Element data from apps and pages
+-------+

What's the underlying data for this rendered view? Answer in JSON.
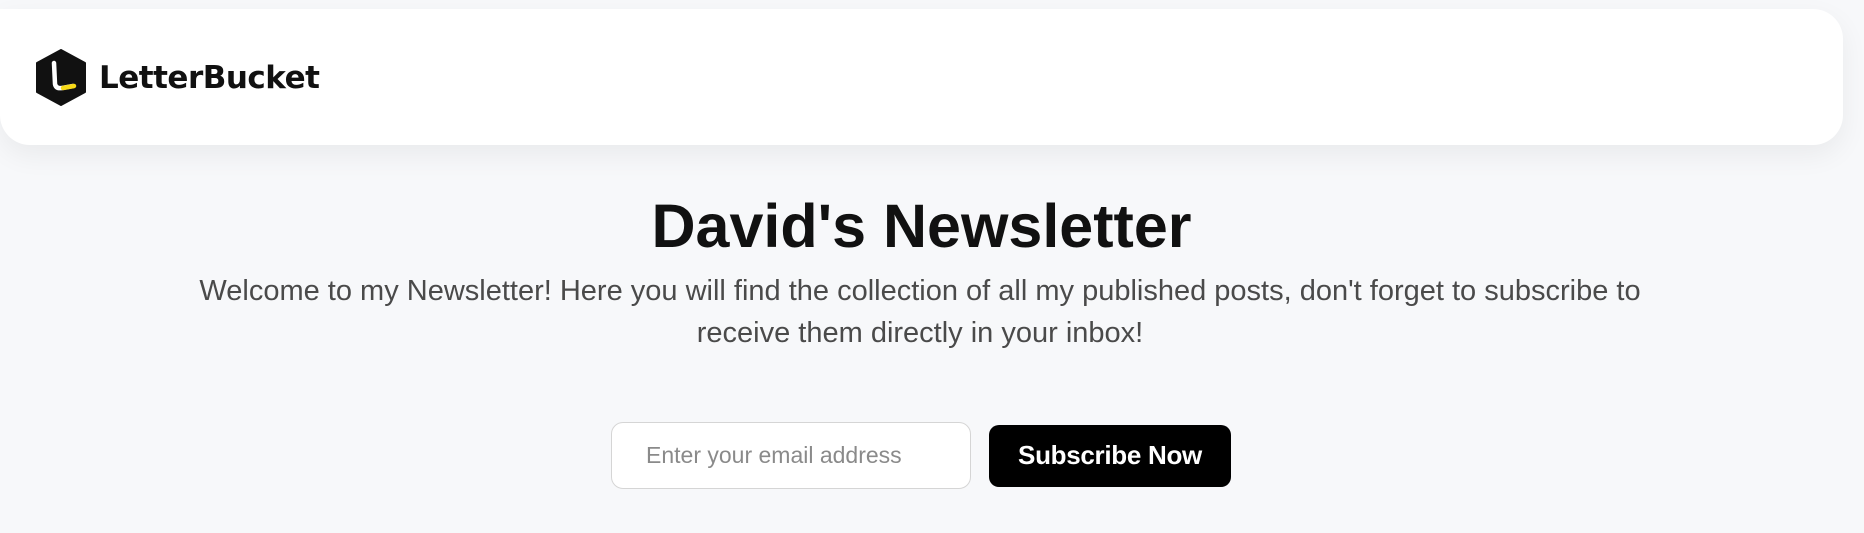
{
  "header": {
    "brand_name": "LetterBucket",
    "logo_icon": "letterbucket-logo-icon"
  },
  "newsletter": {
    "title": "David's Newsletter",
    "description": "Welcome to my Newsletter! Here you will find the collection of all my published posts, don't forget to subscribe to receive them directly in your inbox!"
  },
  "subscribe": {
    "email_placeholder": "Enter your email address",
    "email_value": "",
    "button_label": "Subscribe Now"
  },
  "colors": {
    "page_background": "#f7f8fa",
    "header_background": "#ffffff",
    "text_primary": "#111111",
    "text_secondary": "#4a4a4a",
    "button_background": "#000000",
    "button_text": "#ffffff",
    "logo_accent": "#f7d917"
  }
}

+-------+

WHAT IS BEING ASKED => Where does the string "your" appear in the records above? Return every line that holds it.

EXERCISE RESULT =>
    "description": "Welcome to my Newsletter! Here you will find the collection of all my published posts, don't forget to subscribe to receive them directly in your inbox!"
    "email_placeholder": "Enter your email address",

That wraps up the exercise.